— DIRECTIONS FOR THIS TASK —
Apart from the images, every record here needs to be copied exactly.

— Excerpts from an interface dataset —
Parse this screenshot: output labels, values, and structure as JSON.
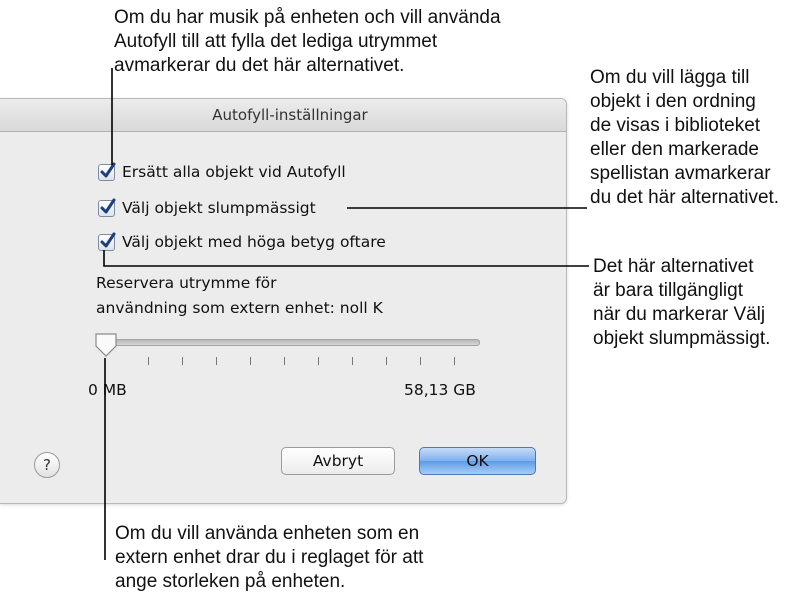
{
  "callouts": {
    "top": "Om du har musik på enheten och vill använda\nAutofyll till att fylla det lediga utrymmet\navmarkerar du det här alternativet.",
    "right_upper": "Om du vill lägga till\nobjekt i den ordning\nde visas i biblioteket\neller den markerade\nspellistan avmarkerar\ndu det här alternativet.",
    "right_lower": "Det här alternativet\när bara tillgängligt\nnär du markerar Välj\nobjekt slumpmässigt.",
    "bottom": "Om du vill använda enheten som en\nextern enhet drar du i reglaget för att\nange storleken på enheten."
  },
  "dialog": {
    "title": "Autofyll-inställningar",
    "options": [
      {
        "label": "Ersätt alla objekt vid Autofyll",
        "checked": true
      },
      {
        "label": "Välj objekt slumpmässigt",
        "checked": true
      },
      {
        "label": "Välj objekt med höga betyg oftare",
        "checked": true
      }
    ],
    "reserve_line1": "Reservera utrymme för",
    "reserve_line2": "användning som extern enhet: noll K",
    "slider": {
      "min_label": "0 MB",
      "max_label": "58,13 GB",
      "value_fraction": 0
    },
    "help_label": "?",
    "cancel_label": "Avbryt",
    "ok_label": "OK"
  },
  "colors": {
    "accent_button": "#6fa6ec",
    "checkmark": "#1f3f7a",
    "dialog_bg": "#ececec"
  }
}
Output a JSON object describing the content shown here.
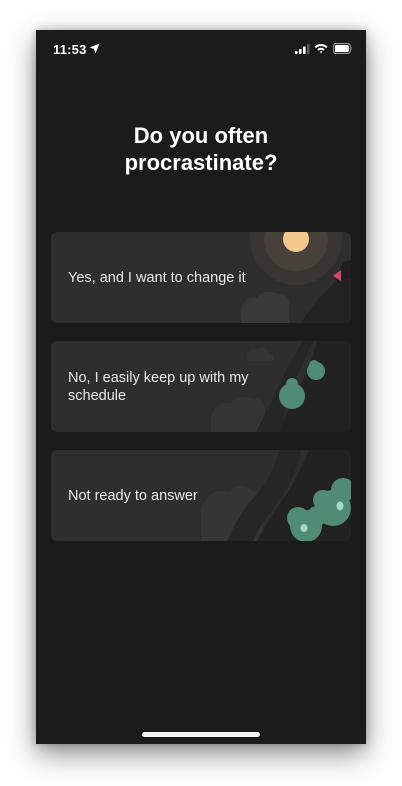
{
  "status_bar": {
    "time": "11:53",
    "location_icon": "location-arrow-icon",
    "signal_icon": "cellular-signal-icon",
    "wifi_icon": "wifi-icon",
    "battery_icon": "battery-icon"
  },
  "question": {
    "line1": "Do you often",
    "line2": "procrastinate?"
  },
  "options": [
    {
      "label": "Yes, and I want to change it"
    },
    {
      "label": "No, I easily keep up with my schedule"
    },
    {
      "label": "Not ready to answer"
    }
  ],
  "colors": {
    "background": "#1b1b1b",
    "card": "#2e2e2e",
    "sun": "#f2c98b",
    "tree": "#4f8c73",
    "flag": "#d8456b"
  }
}
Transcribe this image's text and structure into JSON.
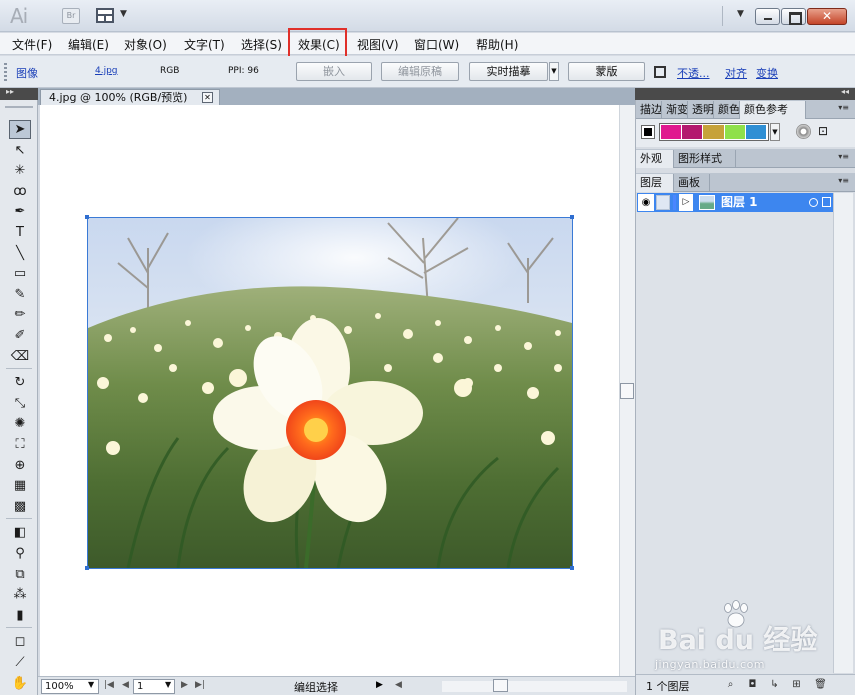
{
  "app": {
    "logo": "Ai",
    "bridge_label": "Br"
  },
  "menubar": {
    "items": [
      "文件(F)",
      "编辑(E)",
      "对象(O)",
      "文字(T)",
      "选择(S)",
      "效果(C)",
      "视图(V)",
      "窗口(W)",
      "帮助(H)"
    ],
    "highlighted": "效果(C)",
    "highlight_color": "#e0302a"
  },
  "control_bar": {
    "object_kind": "图像",
    "file_link": "4.jpg",
    "color_mode": "RGB",
    "ppi": "PPI: 96",
    "embed_label": "嵌入",
    "edit_original_label": "编辑原稿",
    "live_trace_label": "实时描摹",
    "mask_label": "蒙版",
    "opacity_label": "不透...",
    "align_label": "对齐",
    "transform_label": "变换"
  },
  "document": {
    "tab_title": "4.jpg @ 100% (RGB/预览)",
    "close_glyph": "✕"
  },
  "status_bar": {
    "zoom": "100%",
    "artboard": "1",
    "tool_status": "编组选择"
  },
  "tools": [
    {
      "name": "selection-tool-icon",
      "glyph": "➤",
      "active": true
    },
    {
      "name": "direct-selection-tool-icon",
      "glyph": "↖"
    },
    {
      "name": "magic-wand-tool-icon",
      "glyph": "✳"
    },
    {
      "name": "lasso-tool-icon",
      "glyph": "ꝏ"
    },
    {
      "name": "pen-tool-icon",
      "glyph": "✒"
    },
    {
      "name": "type-tool-icon",
      "glyph": "T"
    },
    {
      "name": "line-tool-icon",
      "glyph": "╲"
    },
    {
      "name": "rectangle-tool-icon",
      "glyph": "▭"
    },
    {
      "name": "paintbrush-tool-icon",
      "glyph": "✎"
    },
    {
      "name": "pencil-tool-icon",
      "glyph": "✏"
    },
    {
      "name": "blob-brush-tool-icon",
      "glyph": "✐"
    },
    {
      "name": "eraser-tool-icon",
      "glyph": "⌫"
    },
    {
      "name": "rotate-tool-icon",
      "glyph": "↻"
    },
    {
      "name": "scale-tool-icon",
      "glyph": "⤡"
    },
    {
      "name": "warp-tool-icon",
      "glyph": "✺"
    },
    {
      "name": "free-transform-tool-icon",
      "glyph": "⛶"
    },
    {
      "name": "shape-builder-tool-icon",
      "glyph": "⊕"
    },
    {
      "name": "perspective-grid-tool-icon",
      "glyph": "▦"
    },
    {
      "name": "mesh-tool-icon",
      "glyph": "▩"
    },
    {
      "name": "gradient-tool-icon",
      "glyph": "◧"
    },
    {
      "name": "eyedropper-tool-icon",
      "glyph": "⚲"
    },
    {
      "name": "blend-tool-icon",
      "glyph": "⧉"
    },
    {
      "name": "symbol-sprayer-tool-icon",
      "glyph": "⁂"
    },
    {
      "name": "column-graph-tool-icon",
      "glyph": "▮"
    },
    {
      "name": "artboard-tool-icon",
      "glyph": "◻"
    },
    {
      "name": "slice-tool-icon",
      "glyph": "⟋"
    },
    {
      "name": "hand-tool-icon",
      "glyph": "✋"
    }
  ],
  "right_panel": {
    "group1_tabs": [
      "描边",
      "渐变",
      "透明",
      "颜色",
      "颜色参考"
    ],
    "group2_tabs": [
      "外观",
      "图形样式"
    ],
    "group3_tabs": [
      "图层",
      "画板"
    ],
    "swatch_colors": [
      "#e0188f",
      "#b3186e",
      "#c6a23a",
      "#8fe04a",
      "#2f8fd4"
    ],
    "layer_name": "图层 1",
    "layer_count": "1 个图层",
    "layer_highlight_color": "#3d86ef"
  },
  "watermark": {
    "brand": "Bai du 经验",
    "site": "jingyan.baidu.com"
  }
}
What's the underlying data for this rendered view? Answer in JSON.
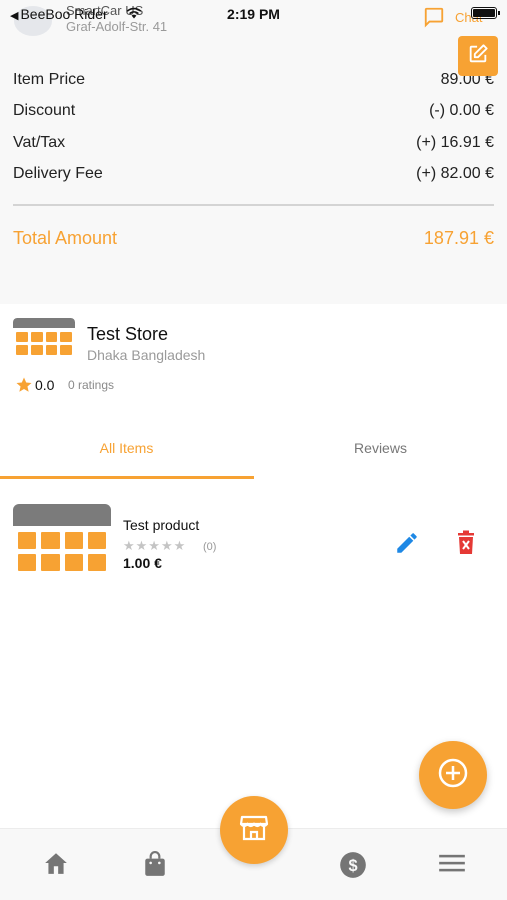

— TASK SOLUTION —
Parse this screenshot: output labels, values, and structure as JSON.
{
  "callouts": {
    "top": "Om du har musik på enheten och vill använda\nAutofyll till att fylla det lediga utrymmet\navmarkerar du det här alternativet.",
    "right_upper": "Om du vill lägga till\nobjekt i den ordning\nde visas i biblioteket\neller den markerade\nspellistan avmarkerar\ndu det här alternativet.",
    "right_lower": "Det här alternativet\när bara tillgängligt\nnär du markerar Välj\nobjekt slumpmässigt.",
    "bottom": "Om du vill använda enheten som en\nextern enhet drar du i reglaget för att\nange storleken på enheten."
  },
  "dialog": {
    "title": "Autofyll-inställningar",
    "options": [
      {
        "label": "Ersätt alla objekt vid Autofyll",
        "checked": true
      },
      {
        "label": "Välj objekt slumpmässigt",
        "checked": true
      },
      {
        "label": "Välj objekt med höga betyg oftare",
        "checked": true
      }
    ],
    "reserve_line1": "Reservera utrymme för",
    "reserve_line2": "användning som extern enhet: noll K",
    "slider": {
      "min_label": "0 MB",
      "max_label": "58,13 GB",
      "value_fraction": 0
    },
    "help_label": "?",
    "cancel_label": "Avbryt",
    "ok_label": "OK"
  },
  "colors": {
    "accent_button": "#6fa6ec",
    "checkmark": "#1f3f7a",
    "dialog_bg": "#ececec"
  }
}
Output a JSON object describing the content shown here.
{
  "status_bar": {
    "time": "11:53",
    "location_icon": "location-arrow-icon",
    "signal_icon": "cellular-signal-icon",
    "wifi_icon": "wifi-icon",
    "battery_icon": "battery-icon"
  },
  "question": {
    "line1": "Do you often",
    "line2": "procrastinate?"
  },
  "options": [
    {
      "label": "Yes, and I want to change it"
    },
    {
      "label": "No, I easily keep up with my schedule"
    },
    {
      "label": "Not ready to answer"
    }
  ],
  "colors": {
    "background": "#1b1b1b",
    "card": "#2e2e2e",
    "sun": "#f2c98b",
    "tree": "#4f8c73",
    "flag": "#d8456b"
  }
}
Transcribe this image's text and structure into JSON.
{
  "app": {
    "logo": "Ai",
    "bridge_label": "Br"
  },
  "menubar": {
    "items": [
      "文件(F)",
      "编辑(E)",
      "对象(O)",
      "文字(T)",
      "选择(S)",
      "效果(C)",
      "视图(V)",
      "窗口(W)",
      "帮助(H)"
    ],
    "highlighted": "效果(C)",
    "highlight_color": "#e0302a"
  },
  "control_bar": {
    "object_kind": "图像",
    "file_link": "4.jpg",
    "color_mode": "RGB",
    "ppi": "PPI: 96",
    "embed_label": "嵌入",
    "edit_original_label": "编辑原稿",
    "live_trace_label": "实时描摹",
    "mask_label": "蒙版",
    "opacity_label": "不透...",
    "align_label": "对齐",
    "transform_label": "变换"
  },
  "document": {
    "tab_title": "4.jpg @ 100% (RGB/预览)",
    "close_glyph": "✕"
  },
  "status_bar": {
    "zoom": "100%",
    "artboard": "1",
    "tool_status": "编组选择"
  },
  "tools": [
    {
      "name": "selection-tool-icon",
      "glyph": "➤",
      "active": true
    },
    {
      "name": "direct-selection-tool-icon",
      "glyph": "↖"
    },
    {
      "name": "magic-wand-tool-icon",
      "glyph": "✳"
    },
    {
      "name": "lasso-tool-icon",
      "glyph": "ꝏ"
    },
    {
      "name": "pen-tool-icon",
      "glyph": "✒"
    },
    {
      "name": "type-tool-icon",
      "glyph": "T"
    },
    {
      "name": "line-tool-icon",
      "glyph": "╲"
    },
    {
      "name": "rectangle-tool-icon",
      "glyph": "▭"
    },
    {
      "name": "paintbrush-tool-icon",
      "glyph": "✎"
    },
    {
      "name": "pencil-tool-icon",
      "glyph": "✏"
    },
    {
      "name": "blob-brush-tool-icon",
      "glyph": "✐"
    },
    {
      "name": "eraser-tool-icon",
      "glyph": "⌫"
    },
    {
      "name": "rotate-tool-icon",
      "glyph": "↻"
    },
    {
      "name": "scale-tool-icon",
      "glyph": "⤡"
    },
    {
      "name": "warp-tool-icon",
      "glyph": "✺"
    },
    {
      "name": "free-transform-tool-icon",
      "glyph": "⛶"
    },
    {
      "name": "shape-builder-tool-icon",
      "glyph": "⊕"
    },
    {
      "name": "perspective-grid-tool-icon",
      "glyph": "▦"
    },
    {
      "name": "mesh-tool-icon",
      "glyph": "▩"
    },
    {
      "name": "gradient-tool-icon",
      "glyph": "◧"
    },
    {
      "name": "eyedropper-tool-icon",
      "glyph": "⚲"
    },
    {
      "name": "blend-tool-icon",
      "glyph": "⧉"
    },
    {
      "name": "symbol-sprayer-tool-icon",
      "glyph": "⁂"
    },
    {
      "name": "column-graph-tool-icon",
      "glyph": "▮"
    },
    {
      "name": "artboard-tool-icon",
      "glyph": "◻"
    },
    {
      "name": "slice-tool-icon",
      "glyph": "⟋"
    },
    {
      "name": "hand-tool-icon",
      "glyph": "✋"
    }
  ],
  "right_panel": {
    "group1_tabs": [
      "描边",
      "渐变",
      "透明",
      "颜色",
      "颜色参考"
    ],
    "group2_tabs": [
      "外观",
      "图形样式"
    ],
    "group3_tabs": [
      "图层",
      "画板"
    ],
    "swatch_colors": [
      "#e0188f",
      "#b3186e",
      "#c6a23a",
      "#8fe04a",
      "#2f8fd4"
    ],
    "layer_name": "图层 1",
    "layer_count": "1 个图层",
    "layer_highlight_color": "#3d86ef"
  },
  "watermark": {
    "brand": "Bai du 经验",
    "site": "jingyan.baidu.com"
  }
}
What's the underlying data for this rendered view? Answer in JSON.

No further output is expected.